EMPIRE PROMO1 copyOne of Hereford’s premier music promotors returns tonight with a blistering line-up of alternative rock.

Headliners EMP!RE take to the stage for the Nevermind The Bullocks comeback gig at Hereford’s Jailhouse, bringing killer melodies and virtuosic vocals to town.

This sub-genre defying band have been described by Kerrang as ‘the best new voice in rock’.

EMP!RE are supported on the main stage by three local acts: Richa, an alt-rock four-piece; Worcestershire psych-rockers Holy, who are destined for big things; and the Hereford-Bristol-based Aulos, complete the bill with an instrumental set featuring Gameboys.

Gig-goers will also be treated to a second stage of acoustic music throughout the evening, featuring Footdragger, Rope & Field, Bren Haze, Vaginapocalypse and Claire Perkins.

Founded in 2005, Nevermind The Bullocks not-for-profit gig nights have been a showcase for local talent and the best of the underground indie scene.

Doors open at 8:00pm. The first 30 people through the door will also receive a complimentary NMTBullocks glow in the dark plectrum!

Tickets: £4 before 9pm and £5 thereafter.

Gig review: Sex Pistols Experience

“The security are there to protect you from us,” snarled singer Johnny Rotter.

Ed finishes the night in his own mercurial style.

Yes 1977 made a welcome return to the Starlite Rooms on Friday night.
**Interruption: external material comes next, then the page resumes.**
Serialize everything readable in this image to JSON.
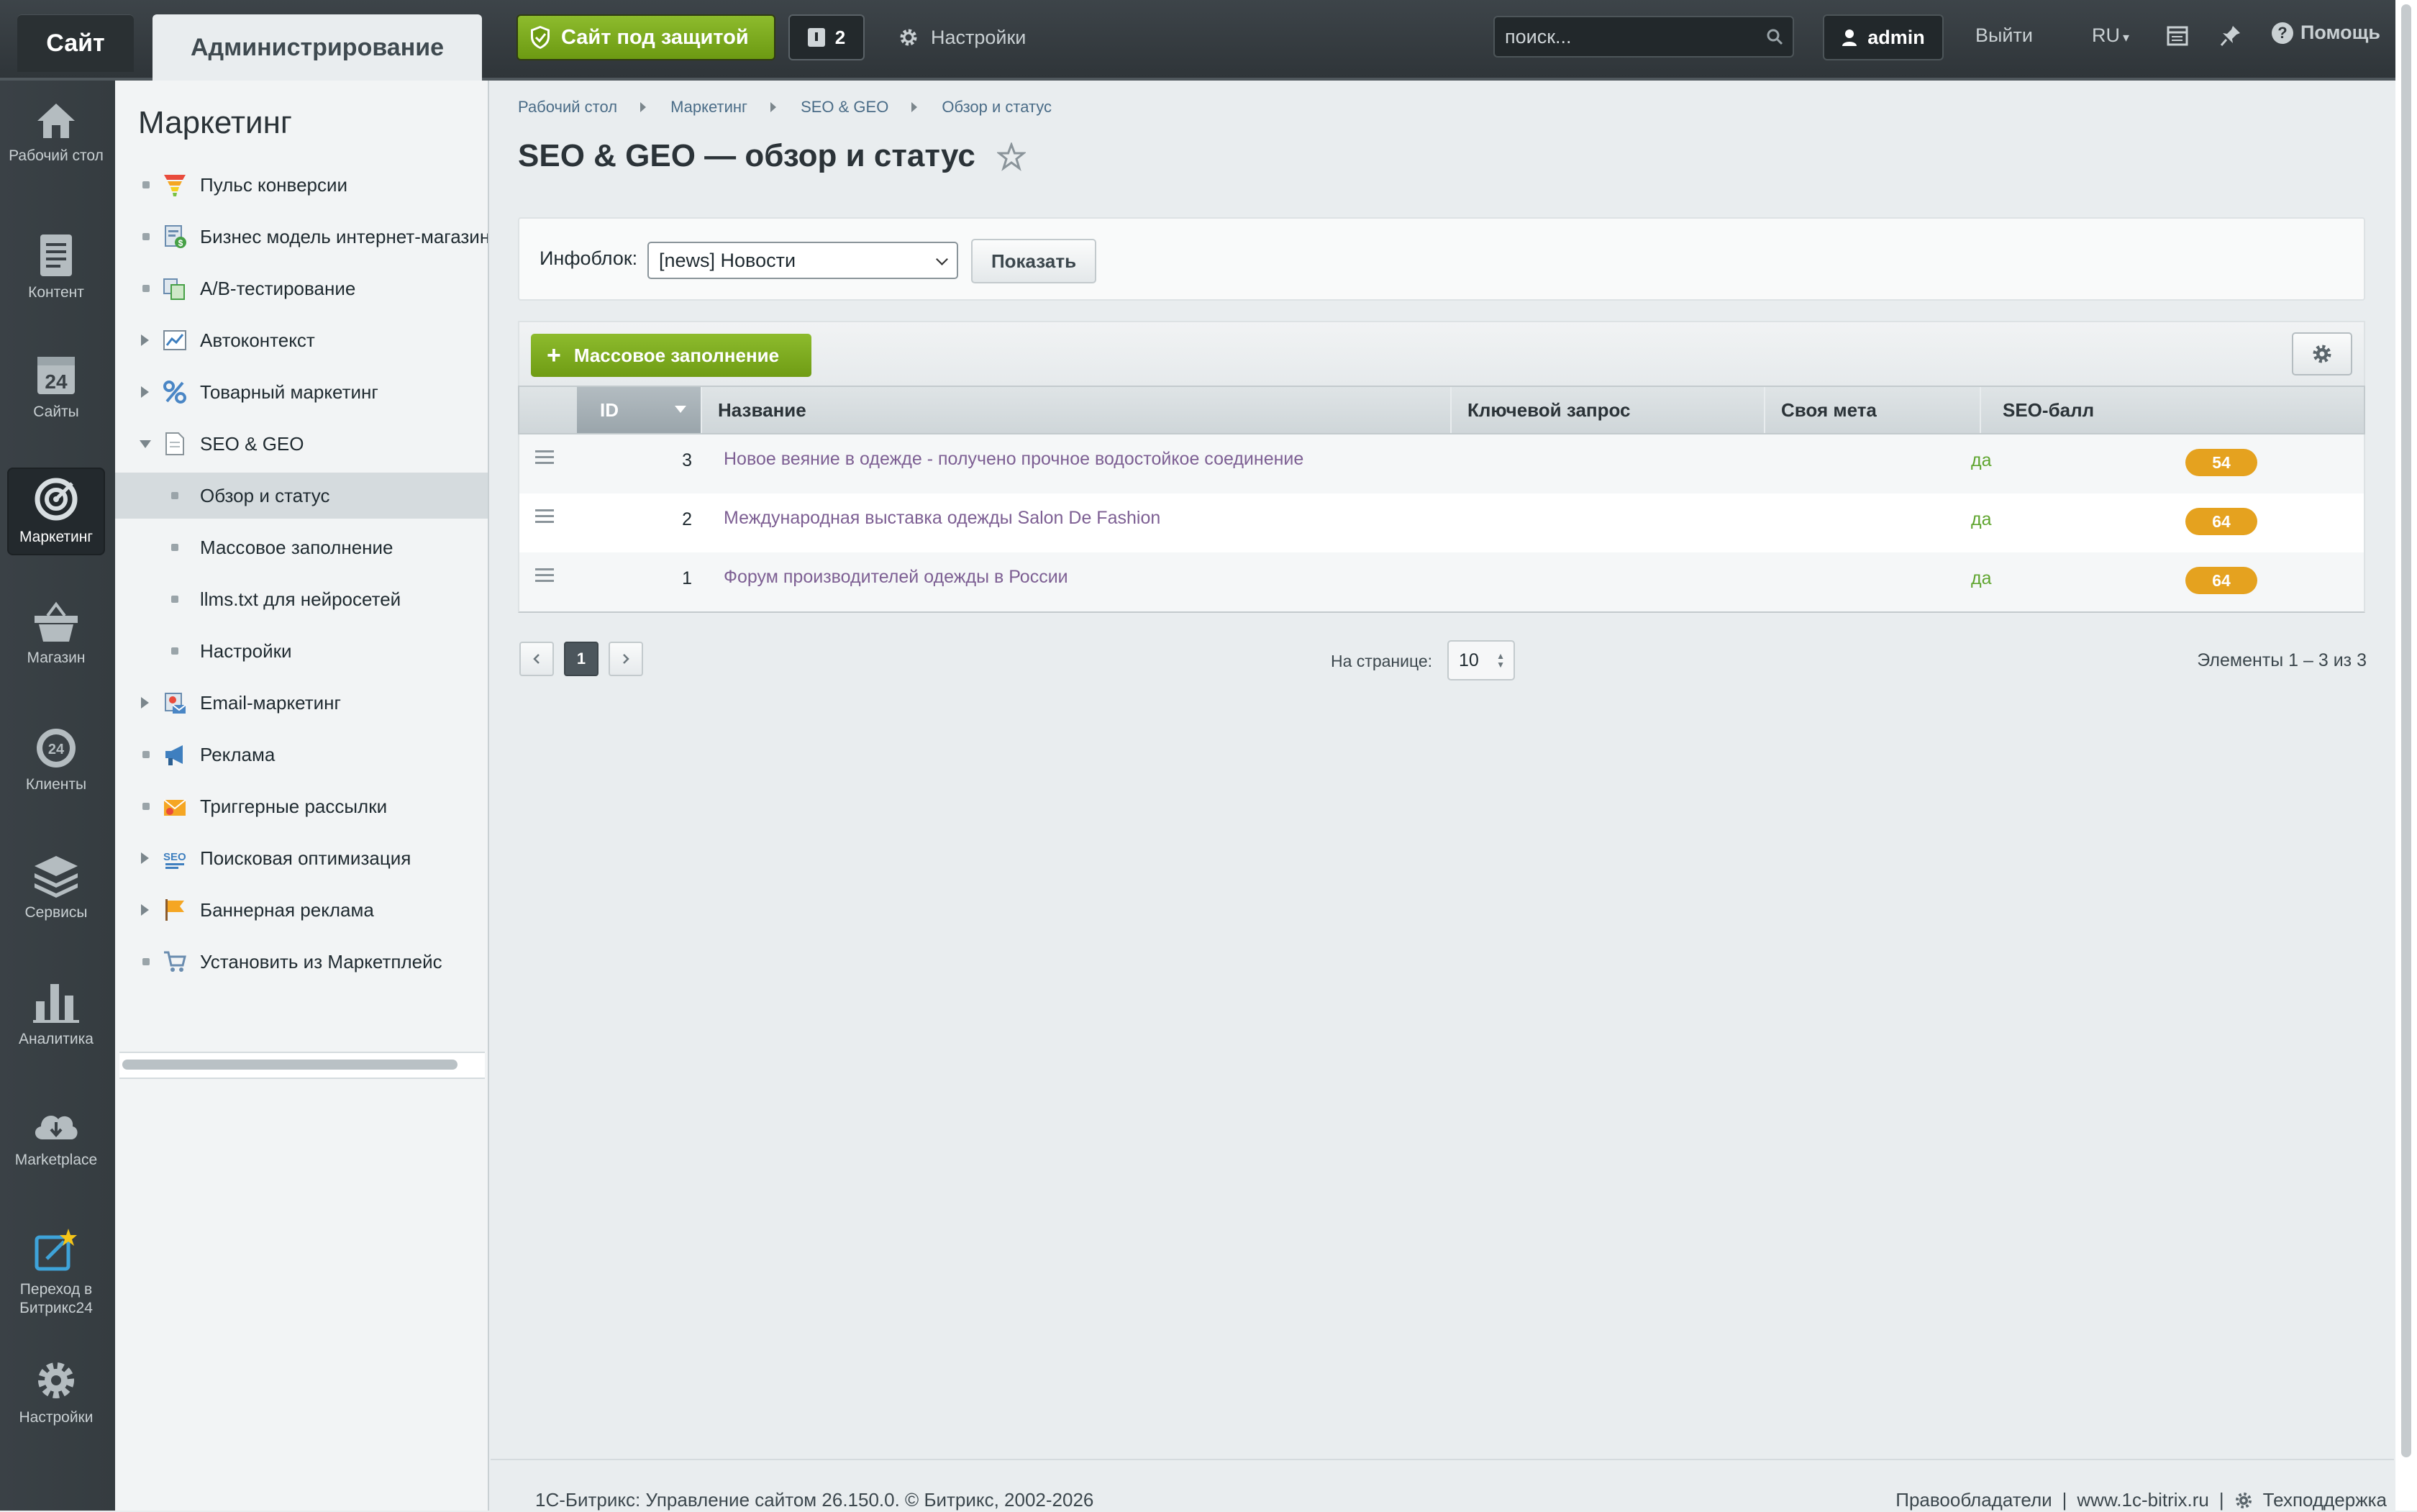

Paul Stevens and Steve Niblettt, better known as Nitelite Promotions, punked up Estadio Edgar pairing legendary Great Rock ‘n’ Roll Swindle actor Ed Tudor-Pole with the Sex Pistols Experience. Some of the 180 punters on the sidelines looked nervous as old-fangled punk pumped into JLS and 1D’d eardrums. The band took disbelief in their stride, mounting a continuous sonic assault spliced with copious expletives.

Expecting a mellowed performance from Ed Tudor-Pole and his battered guitar (in keeping with the passing of Pete Seeger) I was astounded that he attacked the £ashtonbury Festival for refusing to book him because he was ‘too punk’, while others turn him down for not being punk enough.

How you can criticise a hard working family as they struggle to bale-up bank statements after £ashtonbury sells out each year, I do not know!

New century Ed has more in common with Iggy Pop than the fresh-faced actor of the early seventies. His song about murdering a girl and stuffing her in a car boot may have baffled the audience but I’m sure it had deep meaning, somewhere. Lambasting the crowd mid-set, he left the stage to take on audience members, then began an impromptu sing-along before hurtling off-stage after more numbers, taking out an expensive microphone on the way. All-in-all the brilliance factor was intermittent, spoilt by a haphazard delivery and a less than scintillating guitar technique.

All was forgiven with the arrival of the Sex Pistols Experience, who quickly spurred on mosh pit mayhem, ensuring that beer sales rocketed as pints flew all over shirts, floor and ceiling. Even those oddballs seen near a Pakistani flag on the Meadow End the next day (before it disappeared amid a cloud of acrid smoke) danced frenetically to ‘Anarchy’. The few mere onlookers wilted under Mr Rotter’s sarcastic tongue: “Why doncha slip into sumfink more comfortable – like a COMA?”

A storming set ended with Ed coming back on to sing his ‘Swords of a Thousand Men’ hit. This combination of hard rocking young cover band and an aging punk figurehead needs fine tuning (and possibly a mite less solo R&R in the green room) but no one was in any doubt that we’d like them back at Estadio Edgar soon.